Staunton, March 28 – The recent arrests of Abyzov and Ishayev like the earlier ones of Belykh, Ulyukayev and Serebrennikov are harbingers of still more arrests and clear evidence that “any effort to establish a dictatorship in Russia will end with one that resembles Stalin’s,” Yevgeny Ikhlov says.
What is happening now is what happened earlier: when the ruler runs out of resources, he turns to the liquidation of his own subordinates to ensure his power, the Russian commentator says. That is what Stalin did in the 1930s; it is what Vladimir Putin is doing now (kasparov.ru/material.php?id=5C9D0416DC132).
Unfortunately, Ikhlov continues, “there are in Russia no social patterns (behavioral and ideological models) of despotism except for Stalinism.” And consequently, “any attempts to create a dictatorship in Russia will end with a Stalinist dictatorship” with almost all the features of that regime.
Once again, wreckers will be found, the ruling class will have to be destroyed, and propaganda will become increasingly shrill in pointing to conspiracies linked to foreigners. And as a result, repression will once again be “the only reliable instrument of constructing society” according to the desires of the ruler.
Of course, there is this difference, Ikhlov says. “Stalinism cultivated asceticism and collectivism while Putinism as one would expect from a fascist-type phenomenon atomized individualism and private ownership of property.” But that difference does not change the underlying nature of a dictatorship in the country.
“Our ‘Stalinist-Hitlerite’ system knows only two universal methods of solving domestic crises – a great (eschatological) war or a great (anti-nomenklatura) terror.” Now, “when all resources of militarization, xenophobia, and imperial revanchism appear exhausted,” Ikhlov concludes, “the system organically has begun the transition to … anti-elite purges.”

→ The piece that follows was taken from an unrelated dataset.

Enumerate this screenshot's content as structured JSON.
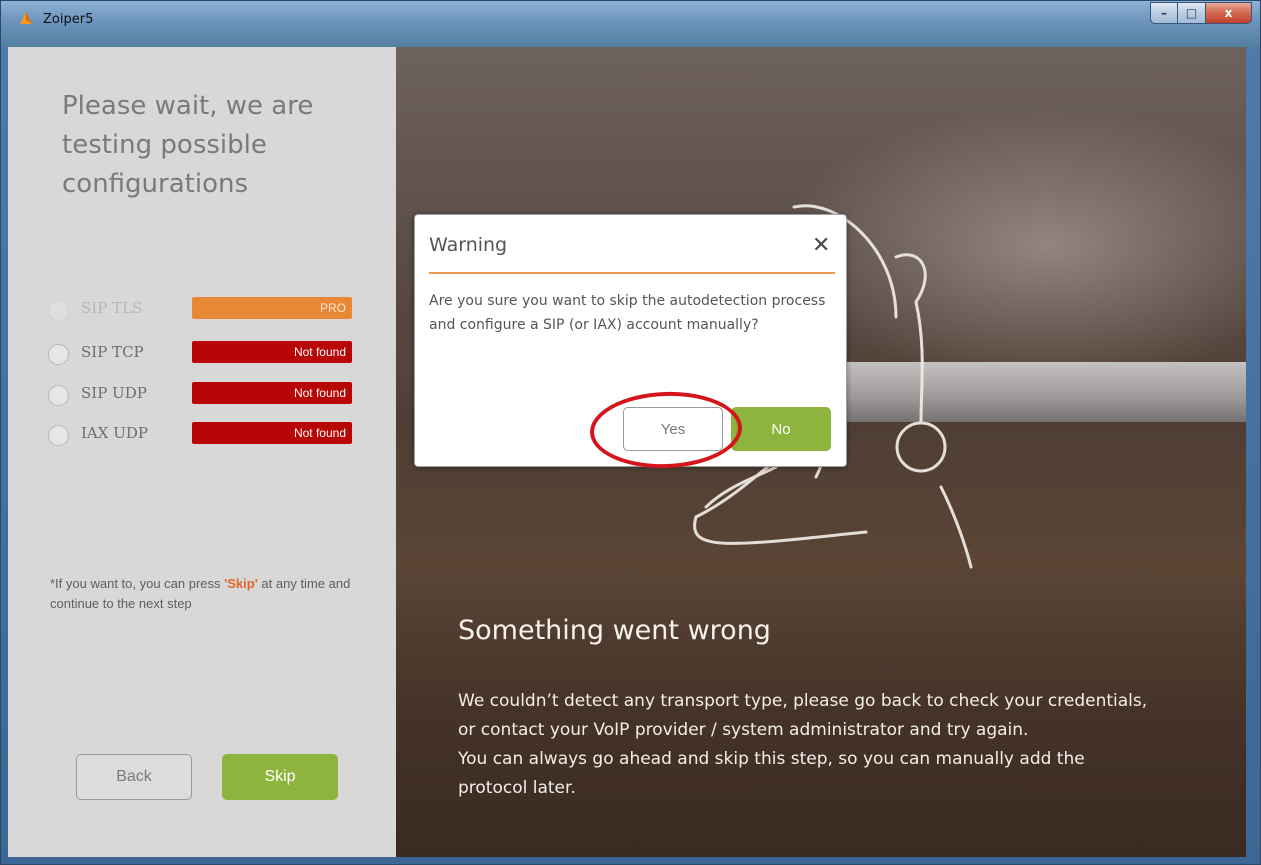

No one should be surprised, he suggests; but everyone should be very much afraid.